Iraq finally has a prime minister-designate, Nouri Kamal al-Maliki, but what does that mean?
His is not a well-known face; his reputation is that of a religious Shiite hard-liner. An opponent of Saddam Hussein, he lived many years in exile in Iran and Syria but opposed the U.S. invasion of his country. So is his arrival good news that might lead to a U.S. troop drawdown?
Come read the tea leaves with me. First the good news. Then the reality check.
Yes, Maliki's emergence is good news, because four months of post-election paralysis and the resulting power vacuum had propelled Iraq to the verge of real civil war.
The Shiite political bloc that won the most seats in the December elections had chosen acting prime minister Ibrahim al-Jaafari to run the country for the next four years - by only one vote.
But al-Jaafari was a vague, incoherent leader who had alienated Kurds, Sunnis and many of his fellow Shiites by his failure to consult with politicians from other parties or run a functional government. Al-Jaafari could not get the necessary votes for ratification from Iraq's new assembly, so the political process was frozen.
Ministries had become personal fiefs of corrupt ministers. The Interior Ministry was a haven for Shiite militias who assassinated Sunnis. The radical cleric Muqtada al-Sadr became the power behind al-Jaafari.
And al-Jaafari was strongly backed by Iran, which pushed his candidacy furiously because Tehran felt he was malleable.

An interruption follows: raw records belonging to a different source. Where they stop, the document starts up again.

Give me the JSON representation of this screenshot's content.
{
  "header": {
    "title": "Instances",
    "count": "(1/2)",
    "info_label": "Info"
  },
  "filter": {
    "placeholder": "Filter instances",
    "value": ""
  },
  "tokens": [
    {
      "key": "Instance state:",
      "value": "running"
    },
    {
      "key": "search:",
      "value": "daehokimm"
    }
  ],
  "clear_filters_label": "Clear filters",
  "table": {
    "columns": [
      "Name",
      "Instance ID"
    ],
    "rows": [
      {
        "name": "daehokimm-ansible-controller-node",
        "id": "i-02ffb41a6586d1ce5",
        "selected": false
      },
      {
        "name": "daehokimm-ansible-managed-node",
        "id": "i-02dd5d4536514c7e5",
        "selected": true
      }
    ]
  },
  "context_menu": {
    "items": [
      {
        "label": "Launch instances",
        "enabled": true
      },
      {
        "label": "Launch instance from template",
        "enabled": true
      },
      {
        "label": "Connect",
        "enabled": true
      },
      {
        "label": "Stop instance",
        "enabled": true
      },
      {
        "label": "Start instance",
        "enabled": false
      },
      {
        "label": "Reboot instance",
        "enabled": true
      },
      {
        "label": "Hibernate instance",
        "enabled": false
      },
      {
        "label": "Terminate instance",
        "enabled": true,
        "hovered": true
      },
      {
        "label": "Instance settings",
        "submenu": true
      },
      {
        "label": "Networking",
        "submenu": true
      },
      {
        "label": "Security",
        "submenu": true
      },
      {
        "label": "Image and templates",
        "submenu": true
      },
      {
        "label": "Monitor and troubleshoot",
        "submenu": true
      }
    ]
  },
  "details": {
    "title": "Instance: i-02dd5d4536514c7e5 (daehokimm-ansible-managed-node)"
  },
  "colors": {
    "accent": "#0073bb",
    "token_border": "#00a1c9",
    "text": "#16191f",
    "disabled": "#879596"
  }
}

Al-Jaafari's alienation of other factions created a weak government, which gave Iran more leverage over Iraq.
Al-Jaafari stepped down only when the foremost Shiite cleric, Ayatollah Ali al-Sistani, forcefully intervened. Al-Sistani demanded that Shiites pick a man who could unify Iraq - or else he would stop backing the Shiite bloc.
Al-Jaafari caved, but insisted the new choice must come from his own Dawa Party, a Shiite Islamist organization. Al-Maliki had been al-Jaafari's spokesman.
So is this man any different from his former boss? Can al-Maliki really unify the country? Maybe.
Sunnis feel al-Maliki isn't as close to the feared radical Shiite Muqtada al-Sadr. Nor is al-Maliki as close to Iran.
Moreover, al-Maliki has a very different personality than al-Jaafari, I've been repeatedly told by Iraqis. Over the past few weeks, he took part in negotiations with Sunnis and Kurds over preliminary programs meant to underpin a unity government. Al-Maliki, they say, is forthright and speaks his mind (unlike al-Jaafari). Even if his views don't accord with those of Kurds or Sunnis, they feel they can negotiate with him.
That's the good news. It holds out the prospect that, for the first time, a national unity government can be formed that includes a major bloc of moderate Sunnis.
Whether such a government can quell insurgent violence, or prevent sectarian conflict from worsening, is another question altogether.
My guess is that the violence will worsen, at least in the beginning. Hard-core Sunni insurgents, especially Abu Musab al-Zarqawi with his links to al-Qaida, will try to promote civil war and chaos. They will continue to blow up Shiite civilian targets and to assassinate Sunnis who enter the political arena. A sister and brother of the new Sunni vice president, Tariq al-Hashimi, already have been assassinated.
Sunni insurgents will be hoping that Shiite militias will continue to torture and execute Sunni civilians, thus heightening the tension. Al-Zarqawi and the Baathists are trying to create so much chaos that Iraqis will yearn for a return to Sunni rule.
Al-Maliki's challenge will be to show ordinary Sunnis that they have more to gain from the political process than from tolerating the insurgents. That will require him to push for a legal formula that gives Sunnis a fair share of future Iraqi oil profits - an issue left vague in the new constitution.
It will also require him to restrain Shiite militias from revenge killings against Sunni civilians (I think there is no hope of disbanding the militias at present). In turn, al-Maliki will have to permit Sunnis to form national guard units in their own areas, to protect their people.
In the current climate of violence, sectarian groups will trust only their own kind to defend them. To hold Iraq together, al-Maliki will have to accept a degree of de facto sectarian separation.
Neither U.S. forces nor the new Iraqi army can prevent civil war, nor stop it once it breaks out in full fervor. The herculean task of preventing such a disaster will fall on Iraqi clerics and politicians - especially the untested al-Maliki. How he performs will determine how fast Americans can leave.